■ **EXERCISE INSTRUCTIONS**: For each record below, set it down exactly but leave out any picture.

■ **PROVIDED INFORMATION**:
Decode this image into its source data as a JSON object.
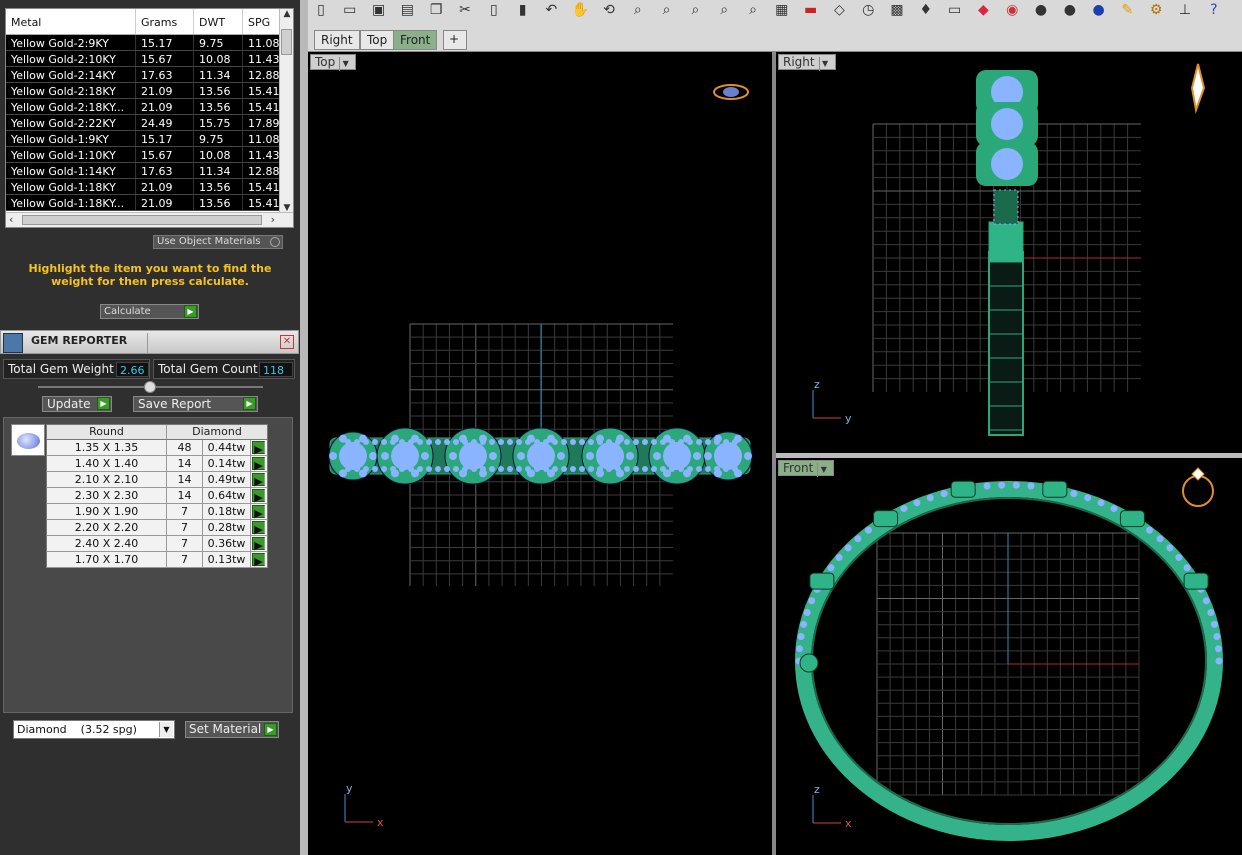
{
  "metal_table": {
    "columns": [
      "Metal",
      "Grams",
      "DWT",
      "SPG"
    ],
    "rows": [
      [
        "Yellow Gold-2:9KY",
        "15.17",
        "9.75",
        "11.08"
      ],
      [
        "Yellow Gold-2:10KY",
        "15.67",
        "10.08",
        "11.43"
      ],
      [
        "Yellow Gold-2:14KY",
        "17.63",
        "11.34",
        "12.88"
      ],
      [
        "Yellow Gold-2:18KY",
        "21.09",
        "13.56",
        "15.41"
      ],
      [
        "Yellow Gold-2:18KY...",
        "21.09",
        "13.56",
        "15.41"
      ],
      [
        "Yellow Gold-2:22KY",
        "24.49",
        "15.75",
        "17.89"
      ],
      [
        "Yellow Gold-1:9KY",
        "15.17",
        "9.75",
        "11.08"
      ],
      [
        "Yellow Gold-1:10KY",
        "15.67",
        "10.08",
        "11.43"
      ],
      [
        "Yellow Gold-1:14KY",
        "17.63",
        "11.34",
        "12.88"
      ],
      [
        "Yellow Gold-1:18KY",
        "21.09",
        "13.56",
        "15.41"
      ],
      [
        "Yellow Gold-1:18KY...",
        "21.09",
        "13.56",
        "15.41"
      ]
    ]
  },
  "use_object_materials": "Use Object Materials",
  "hint": "Highlight the item you want to find the weight for then press calculate.",
  "calculate_label": "Calculate",
  "gem_reporter": {
    "title": "GEM REPORTER",
    "total_weight_label": "Total Gem Weight",
    "total_weight_value": "2.66",
    "total_count_label": "Total Gem Count",
    "total_count_value": "118",
    "update_label": "Update",
    "save_report_label": "Save Report",
    "table_headers": [
      "Round",
      "Diamond"
    ],
    "rows": [
      [
        "1.35 X 1.35",
        "48",
        "0.44tw"
      ],
      [
        "1.40 X 1.40",
        "14",
        "0.14tw"
      ],
      [
        "2.10 X 2.10",
        "14",
        "0.49tw"
      ],
      [
        "2.30 X 2.30",
        "14",
        "0.64tw"
      ],
      [
        "1.90 X 1.90",
        "7",
        "0.18tw"
      ],
      [
        "2.20 X 2.20",
        "7",
        "0.28tw"
      ],
      [
        "2.40 X 2.40",
        "7",
        "0.36tw"
      ],
      [
        "1.70 X 1.70",
        "7",
        "0.13tw"
      ]
    ],
    "material_select": "Diamond    (3.52 spg)",
    "set_material_label": "Set Material"
  },
  "tabs": [
    "Right",
    "Top",
    "Front"
  ],
  "active_tab": "Front",
  "viewports": {
    "top": {
      "label": "Top",
      "axis_a": "y",
      "axis_b": "x"
    },
    "right": {
      "label": "Right",
      "axis_a": "z",
      "axis_b": "y"
    },
    "front": {
      "label": "Front",
      "axis_a": "z",
      "axis_b": "x"
    }
  },
  "colors": {
    "ring": "#2aa87a",
    "gem": "#8ab4ff",
    "accent_green": "#3a9a2a",
    "hint": "#f6c21d",
    "value": "#3ec6e6"
  },
  "toolbar_icons": [
    "new-file-icon",
    "open-folder-icon",
    "save-icon",
    "print-icon",
    "copy-icon",
    "cut-icon",
    "paste-icon",
    "clipboard-icon",
    "undo-icon",
    "pan-hand-icon",
    "rotate-icon",
    "zoom-icon",
    "zoom-window-icon",
    "zoom-extents-icon",
    "zoom-selected-icon",
    "zoom-dynamic-icon",
    "four-viewports-icon",
    "car-icon",
    "plane-icon",
    "clock-icon",
    "grid-snap-icon",
    "light-bulb-icon",
    "lock-icon",
    "layer-icon",
    "color-wheel-icon",
    "sphere-gray-icon",
    "sphere-shiny-icon",
    "sphere-blue-icon",
    "pencil-icon",
    "gear-icon",
    "dimension-icon",
    "help-icon"
  ]
}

■ **WRITTEN RESPONSE**:
Decode this image into its source data as a JSON object.
{
  "metal_table": {
    "columns": [
      "Metal",
      "Grams",
      "DWT",
      "SPG"
    ],
    "rows": [
      [
        "Yellow Gold-2:9KY",
        "15.17",
        "9.75",
        "11.08"
      ],
      [
        "Yellow Gold-2:10KY",
        "15.67",
        "10.08",
        "11.43"
      ],
      [
        "Yellow Gold-2:14KY",
        "17.63",
        "11.34",
        "12.88"
      ],
      [
        "Yellow Gold-2:18KY",
        "21.09",
        "13.56",
        "15.41"
      ],
      [
        "Yellow Gold-2:18KY...",
        "21.09",
        "13.56",
        "15.41"
      ],
      [
        "Yellow Gold-2:22KY",
        "24.49",
        "15.75",
        "17.89"
      ],
      [
        "Yellow Gold-1:9KY",
        "15.17",
        "9.75",
        "11.08"
      ],
      [
        "Yellow Gold-1:10KY",
        "15.67",
        "10.08",
        "11.43"
      ],
      [
        "Yellow Gold-1:14KY",
        "17.63",
        "11.34",
        "12.88"
      ],
      [
        "Yellow Gold-1:18KY",
        "21.09",
        "13.56",
        "15.41"
      ],
      [
        "Yellow Gold-1:18KY...",
        "21.09",
        "13.56",
        "15.41"
      ]
    ]
  },
  "use_object_materials": "Use Object Materials",
  "hint": "Highlight the item you want to find the weight for then press calculate.",
  "calculate_label": "Calculate",
  "gem_reporter": {
    "title": "GEM REPORTER",
    "total_weight_label": "Total Gem Weight",
    "total_weight_value": "2.66",
    "total_count_label": "Total Gem Count",
    "total_count_value": "118",
    "update_label": "Update",
    "save_report_label": "Save Report",
    "table_headers": [
      "Round",
      "Diamond"
    ],
    "rows": [
      [
        "1.35 X 1.35",
        "48",
        "0.44tw"
      ],
      [
        "1.40 X 1.40",
        "14",
        "0.14tw"
      ],
      [
        "2.10 X 2.10",
        "14",
        "0.49tw"
      ],
      [
        "2.30 X 2.30",
        "14",
        "0.64tw"
      ],
      [
        "1.90 X 1.90",
        "7",
        "0.18tw"
      ],
      [
        "2.20 X 2.20",
        "7",
        "0.28tw"
      ],
      [
        "2.40 X 2.40",
        "7",
        "0.36tw"
      ],
      [
        "1.70 X 1.70",
        "7",
        "0.13tw"
      ]
    ],
    "material_select": "Diamond    (3.52 spg)",
    "set_material_label": "Set Material"
  },
  "tabs": [
    "Right",
    "Top",
    "Front"
  ],
  "active_tab": "Front",
  "viewports": {
    "top": {
      "label": "Top",
      "axis_a": "y",
      "axis_b": "x"
    },
    "right": {
      "label": "Right",
      "axis_a": "z",
      "axis_b": "y"
    },
    "front": {
      "label": "Front",
      "axis_a": "z",
      "axis_b": "x"
    }
  },
  "colors": {
    "ring": "#2aa87a",
    "gem": "#8ab4ff",
    "accent_green": "#3a9a2a",
    "hint": "#f6c21d",
    "value": "#3ec6e6"
  },
  "toolbar_icons": [
    "new-file-icon",
    "open-folder-icon",
    "save-icon",
    "print-icon",
    "copy-icon",
    "cut-icon",
    "paste-icon",
    "clipboard-icon",
    "undo-icon",
    "pan-hand-icon",
    "rotate-icon",
    "zoom-icon",
    "zoom-window-icon",
    "zoom-extents-icon",
    "zoom-selected-icon",
    "zoom-dynamic-icon",
    "four-viewports-icon",
    "car-icon",
    "plane-icon",
    "clock-icon",
    "grid-snap-icon",
    "light-bulb-icon",
    "lock-icon",
    "layer-icon",
    "color-wheel-icon",
    "sphere-gray-icon",
    "sphere-shiny-icon",
    "sphere-blue-icon",
    "pencil-icon",
    "gear-icon",
    "dimension-icon",
    "help-icon"
  ]
}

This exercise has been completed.